Problem to work on:
A full, exact copy of the records below is the required answer.

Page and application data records
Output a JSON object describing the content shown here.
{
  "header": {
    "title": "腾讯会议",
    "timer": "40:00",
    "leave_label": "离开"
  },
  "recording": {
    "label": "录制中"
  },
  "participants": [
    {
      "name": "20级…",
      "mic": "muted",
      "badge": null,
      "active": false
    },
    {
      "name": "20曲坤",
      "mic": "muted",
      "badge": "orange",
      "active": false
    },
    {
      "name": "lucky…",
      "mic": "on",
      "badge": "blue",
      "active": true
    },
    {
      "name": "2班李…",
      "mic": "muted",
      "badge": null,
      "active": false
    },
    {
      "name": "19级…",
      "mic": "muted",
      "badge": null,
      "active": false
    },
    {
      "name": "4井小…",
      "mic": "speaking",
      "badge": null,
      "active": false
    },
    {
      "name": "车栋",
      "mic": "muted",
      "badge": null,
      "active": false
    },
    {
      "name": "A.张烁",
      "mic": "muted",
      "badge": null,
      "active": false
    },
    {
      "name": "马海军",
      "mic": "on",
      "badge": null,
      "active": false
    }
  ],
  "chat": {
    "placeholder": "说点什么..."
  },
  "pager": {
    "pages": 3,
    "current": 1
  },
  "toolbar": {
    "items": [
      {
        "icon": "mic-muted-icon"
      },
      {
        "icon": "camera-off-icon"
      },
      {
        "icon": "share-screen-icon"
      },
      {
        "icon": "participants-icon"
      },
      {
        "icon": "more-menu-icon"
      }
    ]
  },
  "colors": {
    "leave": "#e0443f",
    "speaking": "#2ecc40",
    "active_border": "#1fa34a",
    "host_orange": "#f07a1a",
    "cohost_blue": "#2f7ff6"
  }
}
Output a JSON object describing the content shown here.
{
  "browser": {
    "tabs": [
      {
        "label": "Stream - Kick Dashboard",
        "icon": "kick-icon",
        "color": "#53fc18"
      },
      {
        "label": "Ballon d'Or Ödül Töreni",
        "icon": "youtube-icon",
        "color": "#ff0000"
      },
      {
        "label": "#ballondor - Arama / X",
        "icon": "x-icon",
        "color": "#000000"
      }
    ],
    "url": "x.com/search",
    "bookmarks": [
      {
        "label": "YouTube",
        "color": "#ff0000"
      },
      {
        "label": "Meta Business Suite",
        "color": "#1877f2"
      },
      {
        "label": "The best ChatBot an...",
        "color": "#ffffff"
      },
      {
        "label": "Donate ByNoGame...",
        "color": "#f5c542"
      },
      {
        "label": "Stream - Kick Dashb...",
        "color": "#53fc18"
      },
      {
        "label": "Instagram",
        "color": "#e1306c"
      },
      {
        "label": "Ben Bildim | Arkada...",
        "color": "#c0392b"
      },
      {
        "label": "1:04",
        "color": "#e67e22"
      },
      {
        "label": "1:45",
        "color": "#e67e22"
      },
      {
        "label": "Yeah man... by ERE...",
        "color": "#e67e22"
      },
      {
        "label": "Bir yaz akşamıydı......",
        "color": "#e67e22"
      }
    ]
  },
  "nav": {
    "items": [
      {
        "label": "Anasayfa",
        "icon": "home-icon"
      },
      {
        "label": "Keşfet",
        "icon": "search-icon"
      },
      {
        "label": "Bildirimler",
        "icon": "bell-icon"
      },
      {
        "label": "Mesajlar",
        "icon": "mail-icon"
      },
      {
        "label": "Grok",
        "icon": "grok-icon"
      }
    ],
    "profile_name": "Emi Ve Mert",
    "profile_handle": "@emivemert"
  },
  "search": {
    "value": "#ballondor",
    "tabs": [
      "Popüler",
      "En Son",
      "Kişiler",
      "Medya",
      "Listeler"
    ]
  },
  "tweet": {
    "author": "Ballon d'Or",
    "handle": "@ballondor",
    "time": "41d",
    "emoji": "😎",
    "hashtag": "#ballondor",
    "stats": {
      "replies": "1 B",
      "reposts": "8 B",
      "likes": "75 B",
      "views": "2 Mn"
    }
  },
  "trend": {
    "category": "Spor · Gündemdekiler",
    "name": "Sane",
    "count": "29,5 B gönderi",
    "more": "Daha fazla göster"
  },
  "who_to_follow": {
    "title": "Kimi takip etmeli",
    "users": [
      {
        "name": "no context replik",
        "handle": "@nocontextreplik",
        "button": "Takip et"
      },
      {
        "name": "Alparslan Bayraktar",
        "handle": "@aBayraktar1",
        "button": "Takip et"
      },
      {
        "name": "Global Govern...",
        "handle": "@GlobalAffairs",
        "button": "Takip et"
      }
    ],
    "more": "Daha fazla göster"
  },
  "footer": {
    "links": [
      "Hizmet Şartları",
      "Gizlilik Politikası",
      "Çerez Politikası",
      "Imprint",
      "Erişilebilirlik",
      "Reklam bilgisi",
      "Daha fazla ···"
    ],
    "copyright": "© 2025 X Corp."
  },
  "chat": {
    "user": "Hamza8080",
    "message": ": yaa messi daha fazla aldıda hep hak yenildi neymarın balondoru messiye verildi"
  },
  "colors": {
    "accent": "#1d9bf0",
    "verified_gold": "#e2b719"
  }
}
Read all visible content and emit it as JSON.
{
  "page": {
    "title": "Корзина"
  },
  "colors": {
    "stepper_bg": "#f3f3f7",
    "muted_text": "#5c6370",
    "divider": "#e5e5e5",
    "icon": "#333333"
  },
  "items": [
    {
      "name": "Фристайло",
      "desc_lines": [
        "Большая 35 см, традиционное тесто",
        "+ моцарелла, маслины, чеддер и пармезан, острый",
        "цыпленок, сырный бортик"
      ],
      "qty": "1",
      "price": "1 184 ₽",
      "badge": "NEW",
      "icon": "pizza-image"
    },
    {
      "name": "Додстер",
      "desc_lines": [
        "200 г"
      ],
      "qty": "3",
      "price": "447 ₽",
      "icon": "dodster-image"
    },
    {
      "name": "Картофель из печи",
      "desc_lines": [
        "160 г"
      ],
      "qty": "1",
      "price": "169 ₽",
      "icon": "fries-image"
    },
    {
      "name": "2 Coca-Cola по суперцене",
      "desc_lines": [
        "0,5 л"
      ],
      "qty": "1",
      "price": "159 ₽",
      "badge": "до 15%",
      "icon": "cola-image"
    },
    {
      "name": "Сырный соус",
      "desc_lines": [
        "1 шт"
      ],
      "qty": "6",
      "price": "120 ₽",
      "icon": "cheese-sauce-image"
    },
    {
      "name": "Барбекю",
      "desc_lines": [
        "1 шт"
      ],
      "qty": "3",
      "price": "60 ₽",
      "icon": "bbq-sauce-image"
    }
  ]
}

Answer box:
Output a JSON object describing the content shown here.
{
  "header": {
    "title": "腾讯会议",
    "timer": "40:00",
    "leave_label": "离开"
  },
  "recording": {
    "label": "录制中"
  },
  "participants": [
    {
      "name": "20级…",
      "mic": "muted",
      "badge": null,
      "active": false
    },
    {
      "name": "20曲坤",
      "mic": "muted",
      "badge": "orange",
      "active": false
    },
    {
      "name": "lucky…",
      "mic": "on",
      "badge": "blue",
      "active": true
    },
    {
      "name": "2班李…",
      "mic": "muted",
      "badge": null,
      "active": false
    },
    {
      "name": "19级…",
      "mic": "muted",
      "badge": null,
      "active": false
    },
    {
      "name": "4井小…",
      "mic": "speaking",
      "badge": null,
      "active": false
    },
    {
      "name": "车栋",
      "mic": "muted",
      "badge": null,
      "active": false
    },
    {
      "name": "A.张烁",
      "mic": "muted",
      "badge": null,
      "active": false
    },
    {
      "name": "马海军",
      "mic": "on",
      "badge": null,
      "active": false
    }
  ],
  "chat": {
    "placeholder": "说点什么..."
  },
  "pager": {
    "pages": 3,
    "current": 1
  },
  "toolbar": {
    "items": [
      {
        "icon": "mic-muted-icon"
      },
      {
        "icon": "camera-off-icon"
      },
      {
        "icon": "share-screen-icon"
      },
      {
        "icon": "participants-icon"
      },
      {
        "icon": "more-menu-icon"
      }
    ]
  },
  "colors": {
    "leave": "#e0443f",
    "speaking": "#2ecc40",
    "active_border": "#1fa34a",
    "host_orange": "#f07a1a",
    "cohost_blue": "#2f7ff6"
  }
}
Output a JSON object describing the content shown here.
{
  "browser": {
    "tabs": [
      {
        "label": "Stream - Kick Dashboard",
        "icon": "kick-icon",
        "color": "#53fc18"
      },
      {
        "label": "Ballon d'Or Ödül Töreni",
        "icon": "youtube-icon",
        "color": "#ff0000"
      },
      {
        "label": "#ballondor - Arama / X",
        "icon": "x-icon",
        "color": "#000000"
      }
    ],
    "url": "x.com/search",
    "bookmarks": [
      {
        "label": "YouTube",
        "color": "#ff0000"
      },
      {
        "label": "Meta Business Suite",
        "color": "#1877f2"
      },
      {
        "label": "The best ChatBot an...",
        "color": "#ffffff"
      },
      {
        "label": "Donate ByNoGame...",
        "color": "#f5c542"
      },
      {
        "label": "Stream - Kick Dashb...",
        "color": "#53fc18"
      },
      {
        "label": "Instagram",
        "color": "#e1306c"
      },
      {
        "label": "Ben Bildim | Arkada...",
        "color": "#c0392b"
      },
      {
        "label": "1:04",
        "color": "#e67e22"
      },
      {
        "label": "1:45",
        "color": "#e67e22"
      },
      {
        "label": "Yeah man... by ERE...",
        "color": "#e67e22"
      },
      {
        "label": "Bir yaz akşamıydı......",
        "color": "#e67e22"
      }
    ]
  },
  "nav": {
    "items": [
      {
        "label": "Anasayfa",
        "icon": "home-icon"
      },
      {
        "label": "Keşfet",
        "icon": "search-icon"
      },
      {
        "label": "Bildirimler",
        "icon": "bell-icon"
      },
      {
        "label": "Mesajlar",
        "icon": "mail-icon"
      },
      {
        "label": "Grok",
        "icon": "grok-icon"
      }
    ],
    "profile_name": "Emi Ve Mert",
    "profile_handle": "@emivemert"
  },
  "search": {
    "value": "#ballondor",
    "tabs": [
      "Popüler",
      "En Son",
      "Kişiler",
      "Medya",
      "Listeler"
    ]
  },
  "tweet": {
    "author": "Ballon d'Or",
    "handle": "@ballondor",
    "time": "41d",
    "emoji": "😎",
    "hashtag": "#ballondor",
    "stats": {
      "replies": "1 B",
      "reposts": "8 B",
      "likes": "75 B",
      "views": "2 Mn"
    }
  },
  "trend": {
    "category": "Spor · Gündemdekiler",
    "name": "Sane",
    "count": "29,5 B gönderi",
    "more": "Daha fazla göster"
  },
  "who_to_follow": {
    "title": "Kimi takip etmeli",
    "users": [
      {
        "name": "no context replik",
        "handle": "@nocontextreplik",
        "button": "Takip et"
      },
      {
        "name": "Alparslan Bayraktar",
        "handle": "@aBayraktar1",
        "button": "Takip et"
      },
      {
        "name": "Global Govern...",
        "handle": "@GlobalAffairs",
        "button": "Takip et"
      }
    ],
    "more": "Daha fazla göster"
  },
  "footer": {
    "links": [
      "Hizmet Şartları",
      "Gizlilik Politikası",
      "Çerez Politikası",
      "Imprint",
      "Erişilebilirlik",
      "Reklam bilgisi",
      "Daha fazla ···"
    ],
    "copyright": "© 2025 X Corp."
  },
  "chat": {
    "user": "Hamza8080",
    "message": ": yaa messi daha fazla aldıda hep hak yenildi neymarın balondoru messiye verildi"
  },
  "colors": {
    "accent": "#1d9bf0",
    "verified_gold": "#e2b719"
  }
}
Read all visible content and emit it as JSON.
{
  "page": {
    "title": "Корзина"
  },
  "colors": {
    "stepper_bg": "#f3f3f7",
    "muted_text": "#5c6370",
    "divider": "#e5e5e5",
    "icon": "#333333"
  },
  "items": [
    {
      "name": "Фристайло",
      "desc_lines": [
        "Большая 35 см, традиционное тесто",
        "+ моцарелла, маслины, чеддер и пармезан, острый",
        "цыпленок, сырный бортик"
      ],
      "qty": "1",
      "price": "1 184 ₽",
      "badge": "NEW",
      "icon": "pizza-image"
    },
    {
      "name": "Додстер",
      "desc_lines": [
        "200 г"
      ],
      "qty": "3",
      "price": "447 ₽",
      "icon": "dodster-image"
    },
    {
      "name": "Картофель из печи",
      "desc_lines": [
        "160 г"
      ],
      "qty": "1",
      "price": "169 ₽",
      "icon": "fries-image"
    },
    {
      "name": "2 Coca-Cola по суперцене",
      "desc_lines": [
        "0,5 л"
      ],
      "qty": "1",
      "price": "159 ₽",
      "badge": "до 15%",
      "icon": "cola-image"
    },
    {
      "name": "Сырный соус",
      "desc_lines": [
        "1 шт"
      ],
      "qty": "6",
      "price": "120 ₽",
      "icon": "cheese-sauce-image"
    },
    {
      "name": "Барбекю",
      "desc_lines": [
        "1 шт"
      ],
      "qty": "3",
      "price": "60 ₽",
      "icon": "bbq-sauce-image"
    }
  ]
}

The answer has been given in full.